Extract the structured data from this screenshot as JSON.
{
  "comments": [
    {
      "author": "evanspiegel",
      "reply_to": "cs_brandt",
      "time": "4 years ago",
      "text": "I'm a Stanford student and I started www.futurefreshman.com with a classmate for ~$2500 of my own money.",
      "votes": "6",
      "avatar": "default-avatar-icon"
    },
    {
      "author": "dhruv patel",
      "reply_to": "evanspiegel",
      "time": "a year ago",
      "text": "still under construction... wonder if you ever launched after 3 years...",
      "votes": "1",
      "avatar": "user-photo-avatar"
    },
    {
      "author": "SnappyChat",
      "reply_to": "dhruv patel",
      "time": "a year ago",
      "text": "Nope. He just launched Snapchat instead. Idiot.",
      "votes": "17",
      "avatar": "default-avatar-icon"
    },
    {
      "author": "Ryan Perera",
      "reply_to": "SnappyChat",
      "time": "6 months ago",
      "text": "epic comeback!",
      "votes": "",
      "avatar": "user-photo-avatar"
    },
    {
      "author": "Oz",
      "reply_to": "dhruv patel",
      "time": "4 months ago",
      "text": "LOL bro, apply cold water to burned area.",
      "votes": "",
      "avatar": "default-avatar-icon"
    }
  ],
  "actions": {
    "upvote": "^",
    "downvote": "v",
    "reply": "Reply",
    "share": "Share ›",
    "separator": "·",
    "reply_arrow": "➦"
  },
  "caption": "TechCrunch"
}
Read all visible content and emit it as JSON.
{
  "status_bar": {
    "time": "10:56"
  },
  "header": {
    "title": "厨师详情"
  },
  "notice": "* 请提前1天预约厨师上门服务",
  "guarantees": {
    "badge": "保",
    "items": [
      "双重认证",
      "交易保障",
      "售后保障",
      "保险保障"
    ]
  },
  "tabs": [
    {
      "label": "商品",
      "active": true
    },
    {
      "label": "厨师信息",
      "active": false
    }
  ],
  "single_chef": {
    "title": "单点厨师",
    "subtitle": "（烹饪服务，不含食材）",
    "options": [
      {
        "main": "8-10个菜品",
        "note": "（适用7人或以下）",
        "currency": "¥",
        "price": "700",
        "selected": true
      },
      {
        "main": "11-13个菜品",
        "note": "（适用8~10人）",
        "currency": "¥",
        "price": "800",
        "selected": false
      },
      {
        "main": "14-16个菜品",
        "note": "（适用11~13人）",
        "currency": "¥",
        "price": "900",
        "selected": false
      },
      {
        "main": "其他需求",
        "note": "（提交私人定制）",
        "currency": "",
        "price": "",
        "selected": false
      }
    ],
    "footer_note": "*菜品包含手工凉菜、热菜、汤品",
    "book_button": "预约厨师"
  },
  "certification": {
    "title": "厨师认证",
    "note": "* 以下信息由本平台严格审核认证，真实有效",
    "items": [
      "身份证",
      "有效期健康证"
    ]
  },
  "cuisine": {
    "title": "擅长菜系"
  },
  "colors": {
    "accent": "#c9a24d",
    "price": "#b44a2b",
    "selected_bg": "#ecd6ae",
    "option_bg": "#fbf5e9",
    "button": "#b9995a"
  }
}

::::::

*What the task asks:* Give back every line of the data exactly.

*Expected answer:*
Extract the structured data from this screenshot as JSON.
{
  "comments": [
    {
      "author": "evanspiegel",
      "reply_to": "cs_brandt",
      "time": "4 years ago",
      "text": "I'm a Stanford student and I started www.futurefreshman.com with a classmate for ~$2500 of my own money.",
      "votes": "6",
      "avatar": "default-avatar-icon"
    },
    {
      "author": "dhruv patel",
      "reply_to": "evanspiegel",
      "time": "a year ago",
      "text": "still under construction... wonder if you ever launched after 3 years...",
      "votes": "1",
      "avatar": "user-photo-avatar"
    },
    {
      "author": "SnappyChat",
      "reply_to": "dhruv patel",
      "time": "a year ago",
      "text": "Nope. He just launched Snapchat instead. Idiot.",
      "votes": "17",
      "avatar": "default-avatar-icon"
    },
    {
      "author": "Ryan Perera",
      "reply_to": "SnappyChat",
      "time": "6 months ago",
      "text": "epic comeback!",
      "votes": "",
      "avatar": "user-photo-avatar"
    },
    {
      "author": "Oz",
      "reply_to": "dhruv patel",
      "time": "4 months ago",
      "text": "LOL bro, apply cold water to burned area.",
      "votes": "",
      "avatar": "default-avatar-icon"
    }
  ],
  "actions": {
    "upvote": "^",
    "downvote": "v",
    "reply": "Reply",
    "share": "Share ›",
    "separator": "·",
    "reply_arrow": "➦"
  },
  "caption": "TechCrunch"
}
Read all visible content and emit it as JSON.
{
  "status_bar": {
    "time": "10:56"
  },
  "header": {
    "title": "厨师详情"
  },
  "notice": "* 请提前1天预约厨师上门服务",
  "guarantees": {
    "badge": "保",
    "items": [
      "双重认证",
      "交易保障",
      "售后保障",
      "保险保障"
    ]
  },
  "tabs": [
    {
      "label": "商品",
      "active": true
    },
    {
      "label": "厨师信息",
      "active": false
    }
  ],
  "single_chef": {
    "title": "单点厨师",
    "subtitle": "（烹饪服务，不含食材）",
    "options": [
      {
        "main": "8-10个菜品",
        "note": "（适用7人或以下）",
        "currency": "¥",
        "price": "700",
        "selected": true
      },
      {
        "main": "11-13个菜品",
        "note": "（适用8~10人）",
        "currency": "¥",
        "price": "800",
        "selected": false
      },
      {
        "main": "14-16个菜品",
        "note": "（适用11~13人）",
        "currency": "¥",
        "price": "900",
        "selected": false
      },
      {
        "main": "其他需求",
        "note": "（提交私人定制）",
        "currency": "",
        "price": "",
        "selected": false
      }
    ],
    "footer_note": "*菜品包含手工凉菜、热菜、汤品",
    "book_button": "预约厨师"
  },
  "certification": {
    "title": "厨师认证",
    "note": "* 以下信息由本平台严格审核认证，真实有效",
    "items": [
      "身份证",
      "有效期健康证"
    ]
  },
  "cuisine": {
    "title": "擅长菜系"
  },
  "colors": {
    "accent": "#c9a24d",
    "price": "#b44a2b",
    "selected_bg": "#ecd6ae",
    "option_bg": "#fbf5e9",
    "button": "#b9995a"
  }
}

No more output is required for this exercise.